INUS (aka The Institute for Navigating the Universal Self) is a pre-post apocalyptic, post-honky-tonk-prog-skronk, space Tropicalia, math-lounge powerviolence trio from San Diego, California. Poking fun at the failed for-profit universities of yesteryear, the band’s live performance interweaves blistering, calculated bursts of noise with educational slideshows that riff on subversive political commentary, dada-surrealist sci-fi, scathing social critique, fake news, space cults, infomercials, spoofs on the Department of Defense, and shout-outs to corporate sponsors. The result is an unapologetically bold, utterly ridiculous, and serious-as-all-hell multimedia showcase of sophisticated polyrhythms and hog-wild-future-amusement-park timbres with vocals ranging from ring-modded falsetto to rumbling Tuvan throat skronking. INUS was originally formed as a two-piece under the name Innerds in 2011 by guitarist/vocalist Bobby Bray (The Locust, Holy Molar) and drummer Brandon Relf (Sleeping People). The band has shared the bill with left-field luminaries including 2UP, Head Wound City, The Molecules, Corima, Retox, Upsilon Acrux, Bastard Noise, Horse Lords, and Atomic Ape. Joined by bassist Chad Deal (Phantom Twins) in 2016, Innerds was reborn as INUS and finished the recording of Western Spaghettification.
This single is off of INUS’s debut LP, Western Spaghettification, which was released digitally as well as on red vinyl through Three One G Records on August 9th, 2019. Order it, here.
“We Are Our Computers’ Genitalia” was directed by Hoyote/Gummy Lagoon. Filmed by Omar Sanchez and Chad Deal.
For the creation of “We Are Our Computers’ Genitalia,” bassist Chad Deal explains, “The video was created by Hoyote, a San Diego-based muralist, illustrator, and mixed media artist. His 2-D animations were projected onto a variety of 3-D surfaces spray-painted white: an outdated computer monitor on a lazy Susan, thrift shop tech offal, a Styrofoam skull, myself and our buddy Omar in a body suit & VR mask. We filmed over multiple sessions in Jamul, In-Ko-Pah, and on Hoyote’s rooftop. Then, he added another layer of 2-D animations over the footage. The video tells the story of a person’s anatomy being spontaneously taken over by computer parts: a joystick phallus, laptop speaker breasts, vein-like wires, etc., until they are fully transformed into a computer. Considering the amount of time most of us spend interfacing with laptops and mobile phones every day, it makes sense to view technology as an extension of our own bodies. Squint your eyes, and the concept inverts. Are we the organic appendages of our digital commodities? What function do we serve for them? Are we our computers’ genitalia?”

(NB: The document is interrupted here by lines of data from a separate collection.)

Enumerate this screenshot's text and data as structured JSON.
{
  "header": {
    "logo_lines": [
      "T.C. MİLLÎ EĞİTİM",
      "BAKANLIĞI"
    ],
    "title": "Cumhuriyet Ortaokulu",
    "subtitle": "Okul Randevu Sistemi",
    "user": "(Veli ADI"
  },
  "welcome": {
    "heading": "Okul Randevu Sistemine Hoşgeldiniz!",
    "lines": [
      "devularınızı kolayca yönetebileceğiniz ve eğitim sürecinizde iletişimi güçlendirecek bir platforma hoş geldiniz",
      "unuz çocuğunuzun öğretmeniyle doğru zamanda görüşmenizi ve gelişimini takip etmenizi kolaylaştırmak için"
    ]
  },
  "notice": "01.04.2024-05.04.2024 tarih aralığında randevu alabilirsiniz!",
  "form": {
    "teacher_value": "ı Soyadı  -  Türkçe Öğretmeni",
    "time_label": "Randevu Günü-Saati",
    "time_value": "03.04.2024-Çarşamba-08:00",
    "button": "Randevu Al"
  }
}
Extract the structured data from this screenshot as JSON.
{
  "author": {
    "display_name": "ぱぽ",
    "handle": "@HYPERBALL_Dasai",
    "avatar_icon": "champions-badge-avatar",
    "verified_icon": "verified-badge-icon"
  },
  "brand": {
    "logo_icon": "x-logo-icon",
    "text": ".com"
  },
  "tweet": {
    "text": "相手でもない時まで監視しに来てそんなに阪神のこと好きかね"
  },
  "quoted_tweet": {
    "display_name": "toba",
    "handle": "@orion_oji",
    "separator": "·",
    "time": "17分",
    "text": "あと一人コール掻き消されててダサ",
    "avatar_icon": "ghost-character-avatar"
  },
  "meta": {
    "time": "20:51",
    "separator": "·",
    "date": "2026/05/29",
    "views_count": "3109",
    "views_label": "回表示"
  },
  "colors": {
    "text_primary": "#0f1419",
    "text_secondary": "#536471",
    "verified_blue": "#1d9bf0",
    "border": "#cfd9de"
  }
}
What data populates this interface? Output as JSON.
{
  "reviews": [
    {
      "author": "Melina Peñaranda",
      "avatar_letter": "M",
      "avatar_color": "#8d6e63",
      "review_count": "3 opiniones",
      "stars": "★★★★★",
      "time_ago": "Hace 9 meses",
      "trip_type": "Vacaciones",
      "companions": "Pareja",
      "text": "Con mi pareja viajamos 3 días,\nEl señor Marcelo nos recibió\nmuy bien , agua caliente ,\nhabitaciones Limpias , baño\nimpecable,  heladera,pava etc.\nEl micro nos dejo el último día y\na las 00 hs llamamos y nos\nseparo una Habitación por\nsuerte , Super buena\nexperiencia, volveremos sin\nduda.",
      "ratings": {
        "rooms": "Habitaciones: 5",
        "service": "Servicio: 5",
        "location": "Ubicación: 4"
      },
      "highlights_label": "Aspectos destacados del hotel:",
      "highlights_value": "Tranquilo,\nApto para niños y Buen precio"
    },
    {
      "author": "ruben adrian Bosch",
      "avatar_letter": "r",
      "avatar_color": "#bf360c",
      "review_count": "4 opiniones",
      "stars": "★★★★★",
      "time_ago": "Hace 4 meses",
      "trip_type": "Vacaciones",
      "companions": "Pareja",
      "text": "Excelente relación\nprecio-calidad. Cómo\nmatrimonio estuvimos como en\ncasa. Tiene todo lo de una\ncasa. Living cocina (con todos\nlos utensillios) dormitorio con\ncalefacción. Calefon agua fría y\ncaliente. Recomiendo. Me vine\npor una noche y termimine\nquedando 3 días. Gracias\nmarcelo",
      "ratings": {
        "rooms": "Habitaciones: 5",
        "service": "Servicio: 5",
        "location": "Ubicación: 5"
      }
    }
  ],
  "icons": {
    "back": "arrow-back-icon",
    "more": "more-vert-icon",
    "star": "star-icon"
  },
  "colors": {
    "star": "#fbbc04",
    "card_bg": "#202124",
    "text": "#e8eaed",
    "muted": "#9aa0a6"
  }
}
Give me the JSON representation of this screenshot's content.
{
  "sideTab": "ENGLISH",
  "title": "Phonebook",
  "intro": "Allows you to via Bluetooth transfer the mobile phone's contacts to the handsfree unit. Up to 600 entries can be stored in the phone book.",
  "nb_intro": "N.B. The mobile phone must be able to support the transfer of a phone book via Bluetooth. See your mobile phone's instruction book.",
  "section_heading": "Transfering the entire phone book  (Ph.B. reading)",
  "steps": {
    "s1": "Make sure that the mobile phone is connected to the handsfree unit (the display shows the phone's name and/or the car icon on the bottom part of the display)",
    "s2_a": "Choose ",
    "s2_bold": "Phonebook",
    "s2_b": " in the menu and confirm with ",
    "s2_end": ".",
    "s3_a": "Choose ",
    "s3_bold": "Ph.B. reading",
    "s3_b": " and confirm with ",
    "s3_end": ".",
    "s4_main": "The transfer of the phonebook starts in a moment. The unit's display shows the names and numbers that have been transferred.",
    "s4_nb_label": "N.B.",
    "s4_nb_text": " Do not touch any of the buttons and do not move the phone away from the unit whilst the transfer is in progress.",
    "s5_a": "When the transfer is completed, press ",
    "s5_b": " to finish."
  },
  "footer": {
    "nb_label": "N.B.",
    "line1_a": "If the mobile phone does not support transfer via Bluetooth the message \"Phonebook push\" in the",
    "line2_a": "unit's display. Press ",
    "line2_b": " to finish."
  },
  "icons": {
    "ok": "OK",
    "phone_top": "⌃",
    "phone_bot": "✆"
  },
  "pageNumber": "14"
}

Guitarist/vocalist Bobby Bray adds, “Let’s face it, sometimes your computer is a dick. But it’s a two-way street. We humans can also be the genitalia and this is precisely what artificial intelligence relies upon—humans to be their genitals so computers can reproduce. So while selfies and memes contort the thinking of our modern generations, we are really participating in a training exercise that will benefit our future robot overlords, as we remain in the crosshairs of autonomous flocks of drones. But our signifier yields another signified. Being online and in-line for life is what living through this pandemic is like for many, and what it’s like to get a Covid-19 vaccine in many places. It can be particularly difficult for older and more vulnerable generations who never acclimated to the digital age in which we live. The institute urges alums and non-alums alike: consider helping older people in your life get vaccination appointments via the computer.”